Should You Share Your Desires for Kink with Your Partner?
Most people have desire that goes beyond what they would actually engage in. Many also have desires that go beyond their relationship agreements. Sadly, this can keep people from opening up about non-traditional arousal.
Not all desire is meant to be shared. This isn’t to say that people must feel ashamed of this part of their arousal. Instead, I’m saying that sometimes desire is purposefully kept in the realm of fantasy. When people bring their fantasies into their real life, it can lower the level of eroticism for that particular desire.
In sex therapy sessions, one of the things that you look at is whether or not you want to keep your desire and fantasy private. Then I would have you ask yourself what your motivation is for keeping it private. For example, do you want deliberately keep in fantasy? Or, are you simply keeping it private because you are ashamed? If it’s shame, you may consider braving it, and discussing it with your partner.
Trust is extremely important in sharing non-traditional desire. If you’re going to get vulnerable and share this, you want want to know that you’re partner is going to try to hear you out. This doesn’t always mean it’s easy for partners. Unfortunately, our society can be quite judgmental about sexual desire. The good news is that most partners are more supportive than you would think.

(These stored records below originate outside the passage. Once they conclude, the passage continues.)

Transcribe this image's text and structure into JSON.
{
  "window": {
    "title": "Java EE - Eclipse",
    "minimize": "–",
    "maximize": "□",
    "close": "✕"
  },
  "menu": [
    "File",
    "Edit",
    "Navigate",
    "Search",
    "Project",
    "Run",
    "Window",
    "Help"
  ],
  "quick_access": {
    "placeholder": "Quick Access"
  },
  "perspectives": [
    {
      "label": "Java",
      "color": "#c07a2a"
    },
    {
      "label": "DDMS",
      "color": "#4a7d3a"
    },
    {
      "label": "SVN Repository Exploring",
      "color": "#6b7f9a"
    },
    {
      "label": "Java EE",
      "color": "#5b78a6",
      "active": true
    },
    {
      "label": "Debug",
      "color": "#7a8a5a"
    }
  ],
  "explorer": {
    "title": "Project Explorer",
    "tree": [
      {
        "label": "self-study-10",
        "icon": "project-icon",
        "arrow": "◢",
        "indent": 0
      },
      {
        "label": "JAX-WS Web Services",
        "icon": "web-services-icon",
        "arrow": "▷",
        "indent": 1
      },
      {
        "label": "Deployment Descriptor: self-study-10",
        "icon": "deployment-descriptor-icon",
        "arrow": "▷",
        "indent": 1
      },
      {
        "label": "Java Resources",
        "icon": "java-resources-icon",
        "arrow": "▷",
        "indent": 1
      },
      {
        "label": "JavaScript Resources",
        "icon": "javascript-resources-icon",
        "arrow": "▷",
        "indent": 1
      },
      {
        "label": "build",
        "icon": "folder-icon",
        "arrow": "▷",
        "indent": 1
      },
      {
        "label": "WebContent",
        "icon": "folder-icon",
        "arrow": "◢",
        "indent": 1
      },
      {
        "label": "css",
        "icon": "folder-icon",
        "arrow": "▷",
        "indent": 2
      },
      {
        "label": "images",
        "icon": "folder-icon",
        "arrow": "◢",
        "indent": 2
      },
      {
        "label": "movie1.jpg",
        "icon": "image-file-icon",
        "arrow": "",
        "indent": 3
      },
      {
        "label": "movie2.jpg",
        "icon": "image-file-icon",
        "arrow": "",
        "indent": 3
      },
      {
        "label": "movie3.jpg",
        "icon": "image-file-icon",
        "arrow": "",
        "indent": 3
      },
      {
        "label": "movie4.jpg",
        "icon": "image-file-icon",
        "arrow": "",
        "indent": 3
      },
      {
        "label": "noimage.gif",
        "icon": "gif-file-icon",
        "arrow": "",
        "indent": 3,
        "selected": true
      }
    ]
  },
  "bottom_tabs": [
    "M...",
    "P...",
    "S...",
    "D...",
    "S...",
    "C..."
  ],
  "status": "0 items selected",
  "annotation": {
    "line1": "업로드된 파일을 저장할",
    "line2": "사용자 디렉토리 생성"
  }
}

Consent is always the key word in any negotiation.
I have seen many people who have ruined their relationships by exploring their desire, without letting their partner know it. This creates distrust, but it can also be traumatic for partners as well. If you’re going to share these experiences with others, you have to be brave. You have to open up discussion with your partner. I know there is a risk of rejection. There is even some risk of your partner saying it crosses a line and they can’t be in the relationship with you anymore. I also know that that is a very scary step to take. It’s risky to share this part of who you are. However, you have to if you’re going to negotiate anything with your partner.
When you open this doorway, you might actually feel closer with your partner, and vice versa. All of the sudden, you have walked through shame, and trusted your partner with an important piece of your story.
Kink isn’t an addiction.
I have worked with clients who compartmentalize, and step into kink without really wanting to. For them, they struggle with mindlessness in their behavior. They might also struggle with knowing who they are. Therapy can help with this.
Most of the time, non-traditional desires are just that… non-traditional desires within a person. They are a part of who you are as a person. They are a way of expression. Sometimes they are a need for a lifestyle.
While you unpack your needs and open up, you can discuss how this is to be a part of your life. It may be a part of your current relationship. It might just be something that you want your partner to know about you. Many feel validated when they are able to share this openly, without shame.
You might also revisit your relationship agreements. As long as you are doing this in a mindful, consensual way, your relationship may become more open to others. Your partner may say they aren’t able to offer you the needs you shared, but may be open to you experiencing those with others.
Consider sex therapy.
Sex therapists usually have specific training and exposure to kink. Being aware helps them be affirming, while offering you a safe place to make decisions for yourself in your relationship. You can open up lines of communication, share boundaries, and develop new contracts within a safe setting. I recommend you look at the National Coalition for Sexual Freedom’s directory of Kink-Affirming Professionals. This can help you find someone who will encourage you to explore your own levels of authenticity in a sex-positive way.